- **MATERIALS PROVIDED**
_ _ _ _ _

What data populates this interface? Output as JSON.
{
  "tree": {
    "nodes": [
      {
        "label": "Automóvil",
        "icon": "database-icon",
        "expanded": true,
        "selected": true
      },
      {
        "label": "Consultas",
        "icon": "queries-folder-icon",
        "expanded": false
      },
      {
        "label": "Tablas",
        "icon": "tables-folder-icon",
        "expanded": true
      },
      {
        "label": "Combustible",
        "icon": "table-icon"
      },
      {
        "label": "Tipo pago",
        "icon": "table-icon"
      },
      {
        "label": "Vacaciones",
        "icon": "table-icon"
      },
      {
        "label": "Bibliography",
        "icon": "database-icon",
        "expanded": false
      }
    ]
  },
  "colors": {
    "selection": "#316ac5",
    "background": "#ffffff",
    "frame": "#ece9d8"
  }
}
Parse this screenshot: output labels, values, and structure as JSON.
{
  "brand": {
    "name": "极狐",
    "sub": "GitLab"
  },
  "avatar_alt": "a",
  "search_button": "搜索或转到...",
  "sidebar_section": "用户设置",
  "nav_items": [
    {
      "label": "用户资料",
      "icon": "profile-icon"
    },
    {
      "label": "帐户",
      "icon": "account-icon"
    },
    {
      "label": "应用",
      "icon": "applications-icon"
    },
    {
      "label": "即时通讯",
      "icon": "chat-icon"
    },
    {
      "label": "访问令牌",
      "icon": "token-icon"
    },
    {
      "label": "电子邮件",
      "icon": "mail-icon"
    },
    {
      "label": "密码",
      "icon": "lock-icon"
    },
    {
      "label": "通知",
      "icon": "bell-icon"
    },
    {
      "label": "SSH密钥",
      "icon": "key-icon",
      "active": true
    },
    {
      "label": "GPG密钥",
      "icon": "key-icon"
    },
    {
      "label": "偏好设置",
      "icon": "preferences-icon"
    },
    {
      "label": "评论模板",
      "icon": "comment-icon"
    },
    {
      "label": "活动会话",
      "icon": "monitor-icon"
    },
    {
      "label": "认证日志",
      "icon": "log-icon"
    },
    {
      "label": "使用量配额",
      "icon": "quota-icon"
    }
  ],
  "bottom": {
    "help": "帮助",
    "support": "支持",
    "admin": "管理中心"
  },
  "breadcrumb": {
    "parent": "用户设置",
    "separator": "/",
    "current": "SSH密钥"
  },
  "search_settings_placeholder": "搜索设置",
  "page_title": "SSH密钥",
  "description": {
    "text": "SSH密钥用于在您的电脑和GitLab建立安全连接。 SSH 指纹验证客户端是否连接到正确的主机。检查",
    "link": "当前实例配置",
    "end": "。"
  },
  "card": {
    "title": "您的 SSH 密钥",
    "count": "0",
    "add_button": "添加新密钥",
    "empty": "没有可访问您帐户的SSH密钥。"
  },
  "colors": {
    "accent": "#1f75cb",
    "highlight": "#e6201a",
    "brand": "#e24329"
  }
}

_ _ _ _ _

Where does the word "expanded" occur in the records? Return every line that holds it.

        "expanded": true,
        "expanded": false
        "expanded": true
        "expanded": false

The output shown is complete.